Yet something happens when we stop listening and enter interpreting mode. Suddenly just a few sentences feels positively overwhelming. One sentence goes by and we think, “I’ve got this.” Two sentences go by and we think, “I can manage it.” And then a third goes by (or the speaker tosses in a word that doesn’t have an immediate obvious translation) and if they don’t stop talking it’s like someone has just set off the sprinkler system in our brain. We shut down completely and enter full-on panic mode. And then, in our diligent effort to remember absolutely everything, we find ourselves remembering nothing at all.
So, I ask, what’s an interpreter to do? Well, this builds a little off the premise I discussed in previous blogs, Conquering Consecutive and Save the Interpreting for Last (Published 10/27/16 and 4/24/15, respectively). The issue I raised then is that we have to understand a message first in order to properly interpret it.
The same applies to memory. In order to remember a message, you have to listen to it first! You can only remember what you actually hear. (And don’t tell me that the problem is your notes. Okay, yes, notes may be a factor. Our notes can always be improved, and perhaps you do have a problem with legibility/organization/writing too much or too little, etc. But here’s the thing about notes. They are there to trigger your short-term memory. But if you didn’t build that memory to begin with, your trigger is useless.)
So what stops us from listening, and therefore remembering? Well, it’s that pesky little voice distracting us, of course. The one that tells us we have to remember absolutely everything. The one that panics when the person keeps speaking.
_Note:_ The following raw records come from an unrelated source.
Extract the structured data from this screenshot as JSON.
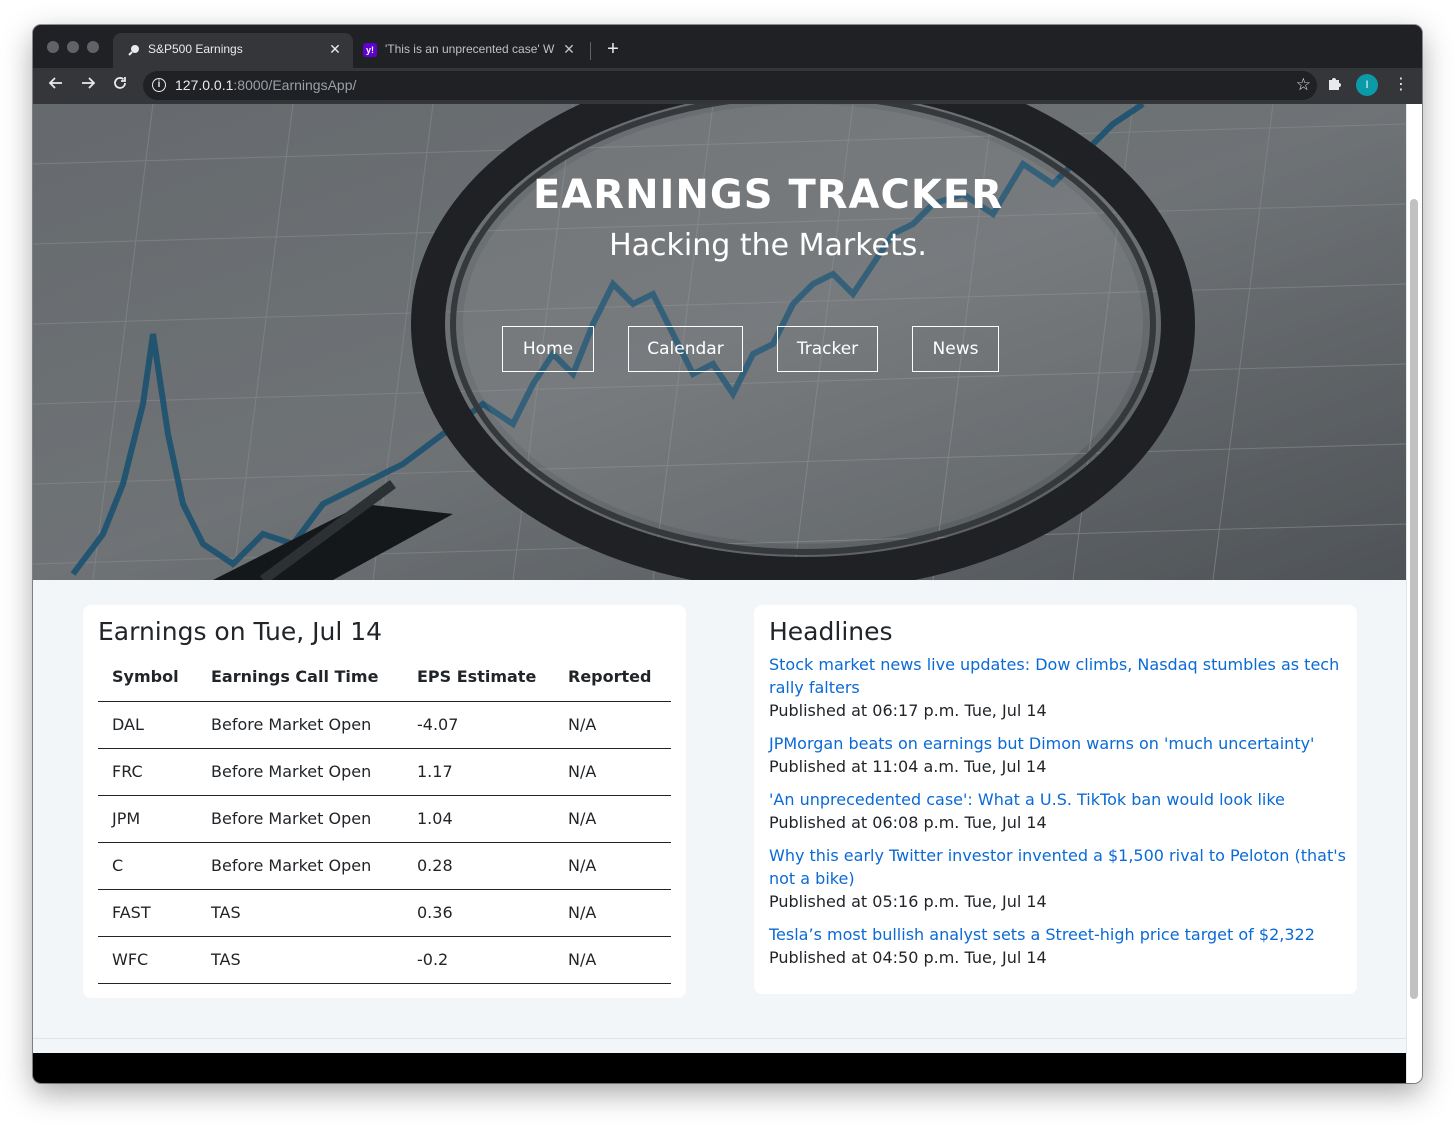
{
  "browser": {
    "tabs": [
      {
        "title": "S&P500 Earnings",
        "active": true
      },
      {
        "title": "'This is an unprecented case' W",
        "active": false
      }
    ],
    "url_host": "127.0.0.1",
    "url_rest": ":8000/EarningsApp/",
    "avatar_letter": "I"
  },
  "hero": {
    "title": "EARNINGS TRACKER",
    "subtitle": "Hacking the Markets.",
    "nav": [
      "Home",
      "Calendar",
      "Tracker",
      "News"
    ]
  },
  "earnings": {
    "title": "Earnings on Tue, Jul 14",
    "headers": [
      "Symbol",
      "Earnings Call Time",
      "EPS Estimate",
      "Reported"
    ],
    "rows": [
      [
        "DAL",
        "Before Market Open",
        "-4.07",
        "N/A"
      ],
      [
        "FRC",
        "Before Market Open",
        "1.17",
        "N/A"
      ],
      [
        "JPM",
        "Before Market Open",
        "1.04",
        "N/A"
      ],
      [
        "C",
        "Before Market Open",
        "0.28",
        "N/A"
      ],
      [
        "FAST",
        "TAS",
        "0.36",
        "N/A"
      ],
      [
        "WFC",
        "TAS",
        "-0.2",
        "N/A"
      ]
    ]
  },
  "headlines": {
    "title": "Headlines",
    "items": [
      {
        "title": "Stock market news live updates: Dow climbs, Nasdaq stumbles as tech rally falters",
        "published": "Published at 06:17 p.m. Tue, Jul 14"
      },
      {
        "title": "JPMorgan beats on earnings but Dimon warns on 'much uncertainty'",
        "published": "Published at 11:04 a.m. Tue, Jul 14"
      },
      {
        "title": "'An unprecedented case': What a U.S. TikTok ban would look like",
        "published": "Published at 06:08 p.m. Tue, Jul 14"
      },
      {
        "title": "Why this early Twitter investor invented a $1,500 rival to Peloton (that's not a bike)",
        "published": "Published at 05:16 p.m. Tue, Jul 14"
      },
      {
        "title": "Tesla’s most bullish analyst sets a Street-high price target of $2,322",
        "published": "Published at 04:50 p.m. Tue, Jul 14"
      }
    ]
  },
  "colors": {
    "link": "#0a6ad6",
    "page_bg": "#f2f6f9",
    "chrome_dark": "#202124"
  }
}
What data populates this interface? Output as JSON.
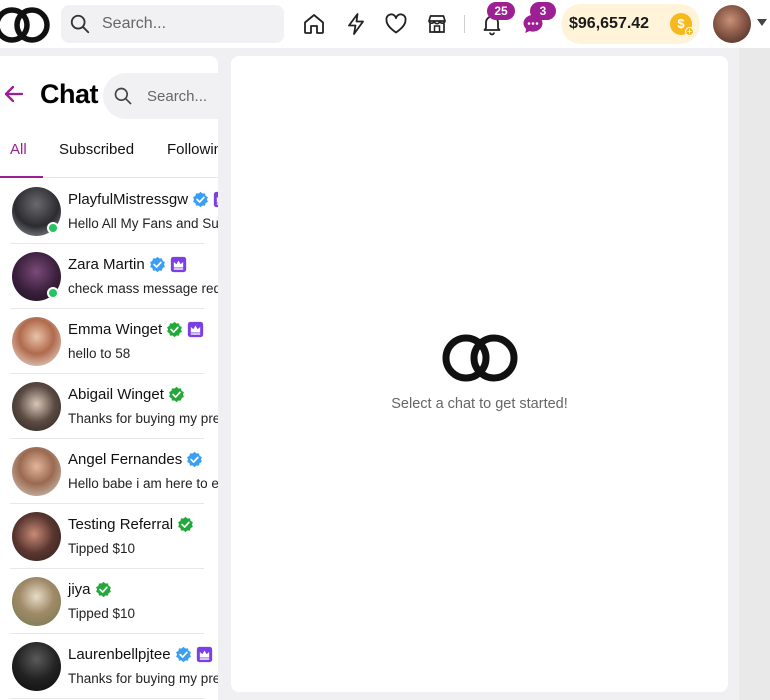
{
  "header": {
    "search_placeholder": "Search...",
    "notifications_count": "25",
    "messages_count": "3",
    "balance": "$96,657.42",
    "coin_symbol": "$"
  },
  "chat": {
    "title": "Chat",
    "search_placeholder": "Search...",
    "tabs": [
      {
        "label": "All",
        "active": true
      },
      {
        "label": "Subscribed",
        "active": false
      },
      {
        "label": "Following",
        "active": false
      }
    ],
    "conversations": [
      {
        "name": "PlayfulMistressgw",
        "message": "Hello All My Fans and Subscribers",
        "verified": "blue",
        "crown": true,
        "online": true
      },
      {
        "name": "Zara Martin",
        "message": "check mass message redeem",
        "verified": "blue",
        "crown": true,
        "online": true
      },
      {
        "name": "Emma Winget",
        "message": "hello to 58",
        "verified": "green",
        "crown": true,
        "online": false
      },
      {
        "name": "Abigail Winget",
        "message": "Thanks for buying my premium",
        "verified": "green",
        "crown": false,
        "online": false
      },
      {
        "name": "Angel Fernandes",
        "message": "Hello babe i am here to entertain",
        "verified": "blue",
        "crown": false,
        "online": false
      },
      {
        "name": "Testing Referral",
        "message": "Tipped $10",
        "verified": "green",
        "crown": false,
        "online": false
      },
      {
        "name": "jiya",
        "message": "Tipped $10",
        "verified": "green",
        "crown": false,
        "online": false
      },
      {
        "name": "Laurenbellpjtee",
        "message": "Thanks for buying my premium",
        "verified": "blue",
        "crown": true,
        "online": false
      }
    ]
  },
  "main": {
    "empty_text": "Select a chat to get started!"
  },
  "colors": {
    "brand": "#9c1f93",
    "verified_blue": "#3b9ef5",
    "verified_green": "#22a93a",
    "online": "#22c55e",
    "balance_bg": "#fff4da",
    "coin": "#f6b81f"
  },
  "icons": {
    "nav": [
      "home-icon",
      "lightning-icon",
      "heart-icon",
      "store-icon",
      "bell-icon",
      "chat-bubble-icon"
    ]
  }
}
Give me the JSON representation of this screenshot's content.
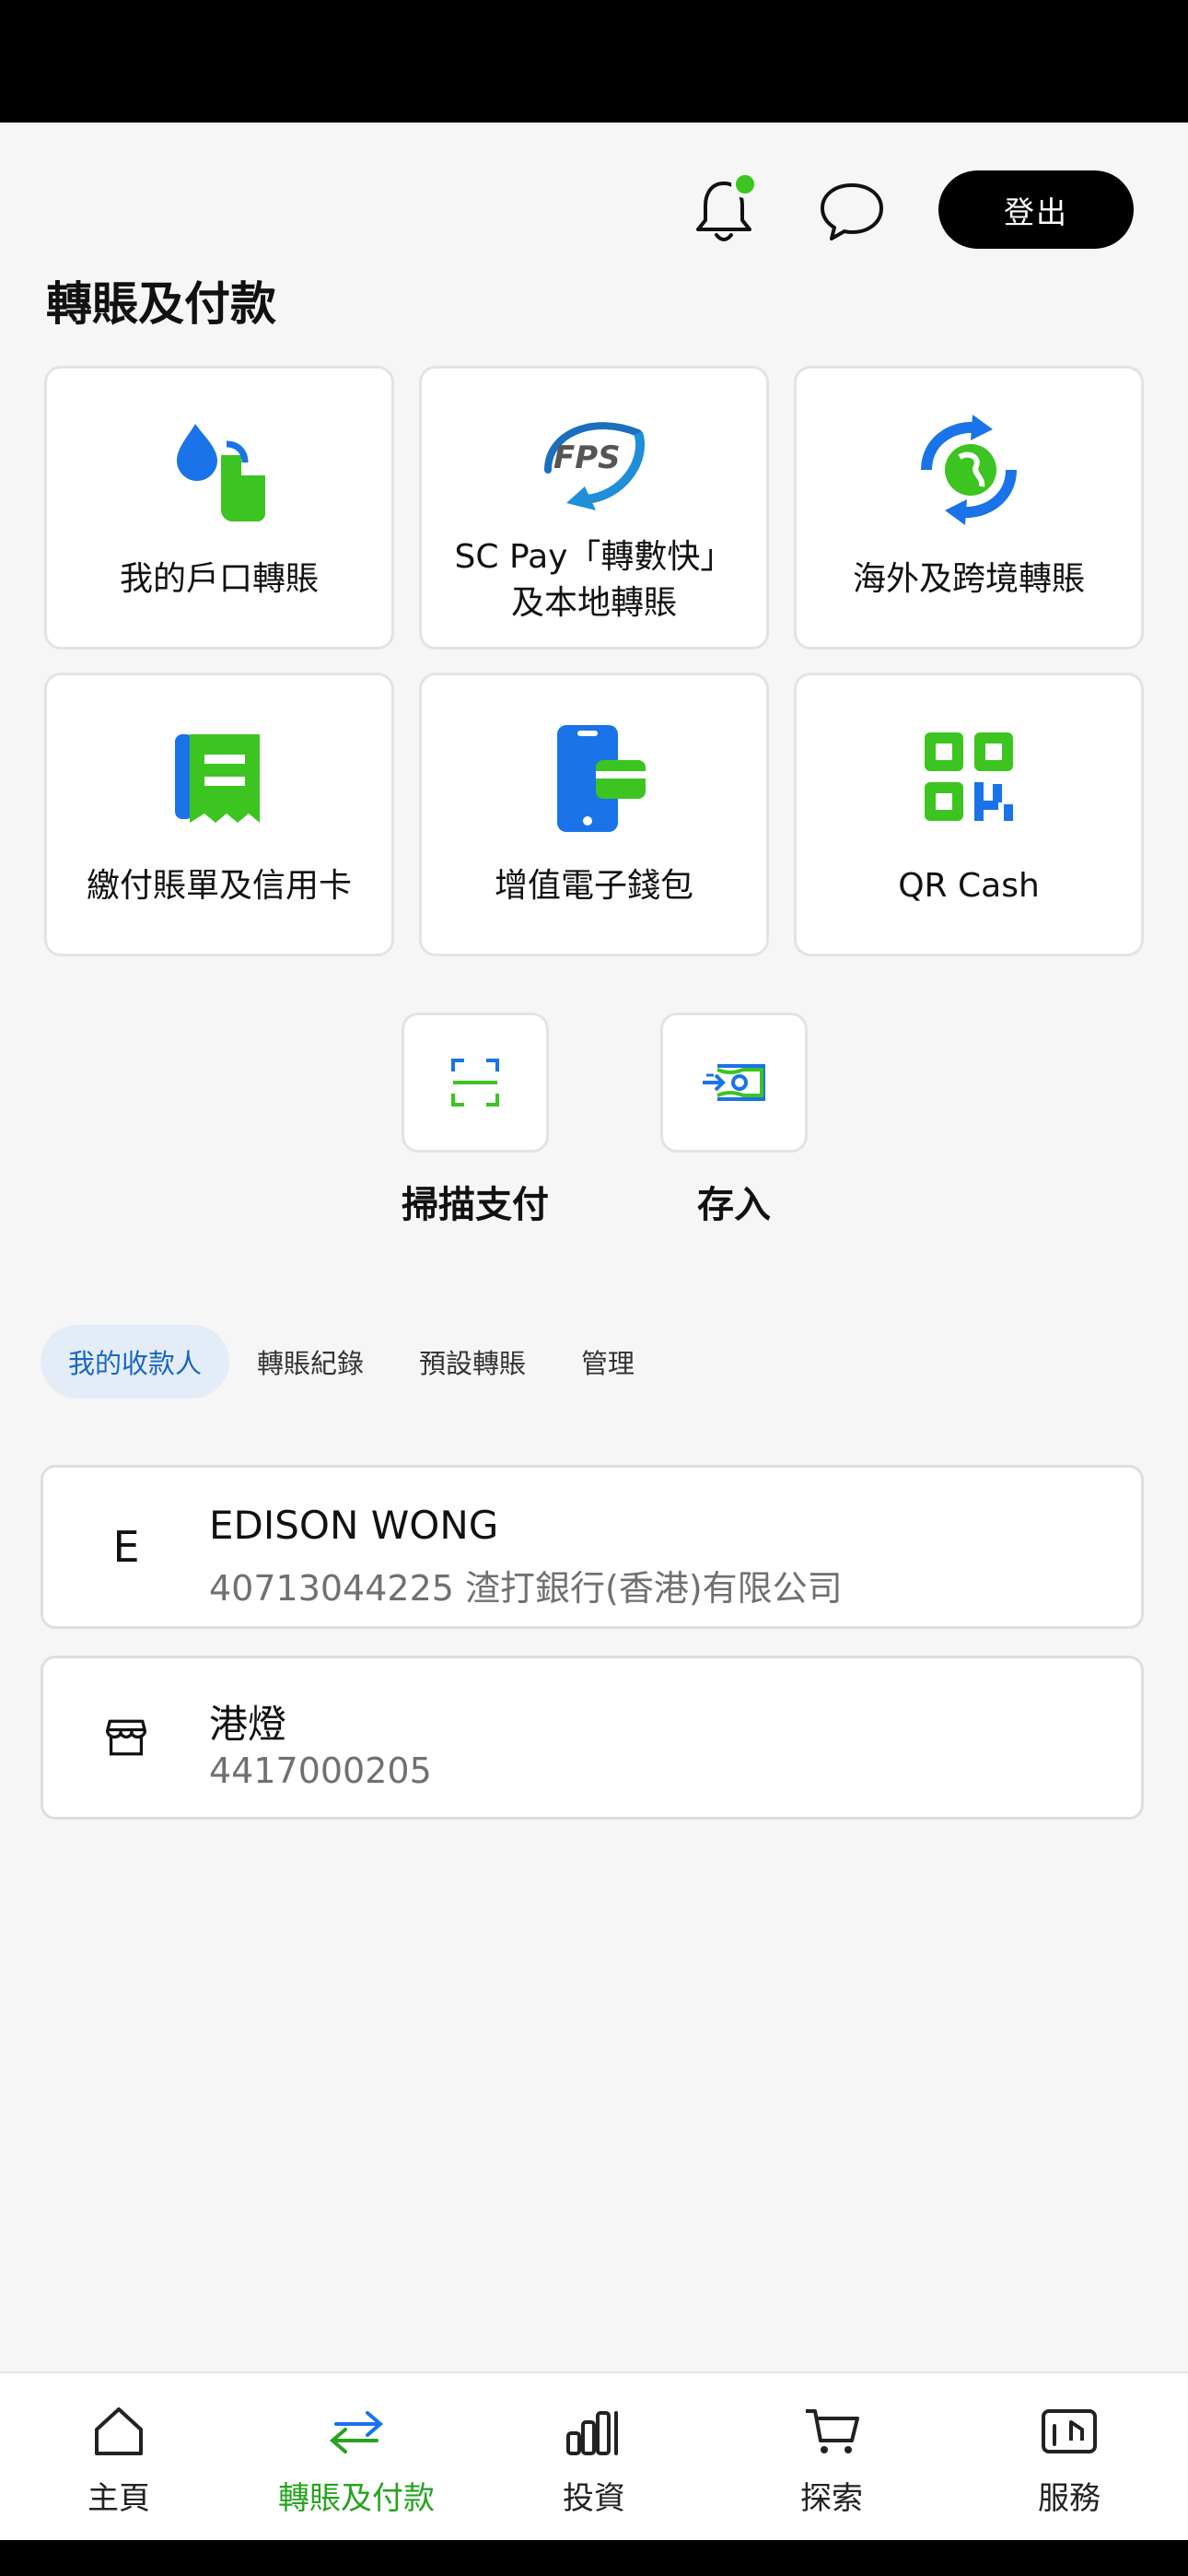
{
  "header": {
    "logout_label": "登出",
    "notification_dot_color": "#3cc421"
  },
  "page_title": "轉賬及付款",
  "tiles": [
    {
      "id": "own-account",
      "icon": "water-drop-transfer-icon",
      "label": "我的戶口轉賬"
    },
    {
      "id": "fps",
      "icon": "fps-logo-icon",
      "label_line1": "SC Pay「轉數快」",
      "label_line2": "及本地轉賬"
    },
    {
      "id": "overseas",
      "icon": "globe-exchange-icon",
      "label": "海外及跨境轉賬"
    },
    {
      "id": "bills",
      "icon": "receipt-icon",
      "label": "繳付賬單及信用卡"
    },
    {
      "id": "ewallet",
      "icon": "phone-card-icon",
      "label": "增值電子錢包"
    },
    {
      "id": "qrcash",
      "icon": "qr-code-icon",
      "label": "QR Cash"
    }
  ],
  "quick_actions": [
    {
      "id": "scan",
      "icon": "scan-icon",
      "label": "掃描支付"
    },
    {
      "id": "deposit",
      "icon": "cash-deposit-icon",
      "label": "存入"
    }
  ],
  "tabs": [
    {
      "label": "我的收款人",
      "active": true
    },
    {
      "label": "轉賬紀錄",
      "active": false
    },
    {
      "label": "預設轉賬",
      "active": false
    },
    {
      "label": "管理",
      "active": false
    }
  ],
  "payees": [
    {
      "avatar": "E",
      "name": "EDISON WONG",
      "detail": "40713044225 渣打銀行(香港)有限公司"
    },
    {
      "avatar_icon": "store-icon",
      "name": "港燈",
      "detail": "4417000205"
    }
  ],
  "bottom_nav": [
    {
      "icon": "home-icon",
      "label": "主頁",
      "active": false
    },
    {
      "icon": "transfer-arrows-icon",
      "label": "轉賬及付款",
      "active": true
    },
    {
      "icon": "bar-chart-icon",
      "label": "投資",
      "active": false
    },
    {
      "icon": "cart-icon",
      "label": "探索",
      "active": false
    },
    {
      "icon": "services-icon",
      "label": "服務",
      "active": false
    }
  ],
  "colors": {
    "brand_blue": "#1a73e8",
    "brand_green": "#3cc421",
    "active_nav_green": "#27a31f"
  }
}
The one that knows we can remember an entire episode of Friends, but doesn’t trust us to listen to a 50-word utterance without slamming on the panic button.
I liken that voice to your cranky child in the back seat of the car. “Mom! Mom! Mom! I’M HUNGRY!” goes your beloved 4-year-old son, over and over. But you can’t pay attention the 4-year old right now. Of course, you can’t very much kick him out of the car, either, but what you can do is shut him out of your brain so you can concentrate on driving.
And so, ladies and gentlemen, I dare you to practice (because this has to be practiced. It’s way easier said than done) ignoring that voice of panic in your head. No, you can’t get rid of him completely, but you can choose not to engage him. I dare you to trust in your ability to do a fine job interpreting later, once you’ve finished listening to the message. The longer the speaker goes on, the harder you should concentrate on listening. That cranky kid in the back seat is just going to have to wait a while, and then once you get home you can feed him. Because once you’ve heard the whole message, and I mean truly heard it, interpreting will get easier. And that’s a promise.
[Also published at http://www.najit.org/blog on 4/28/17]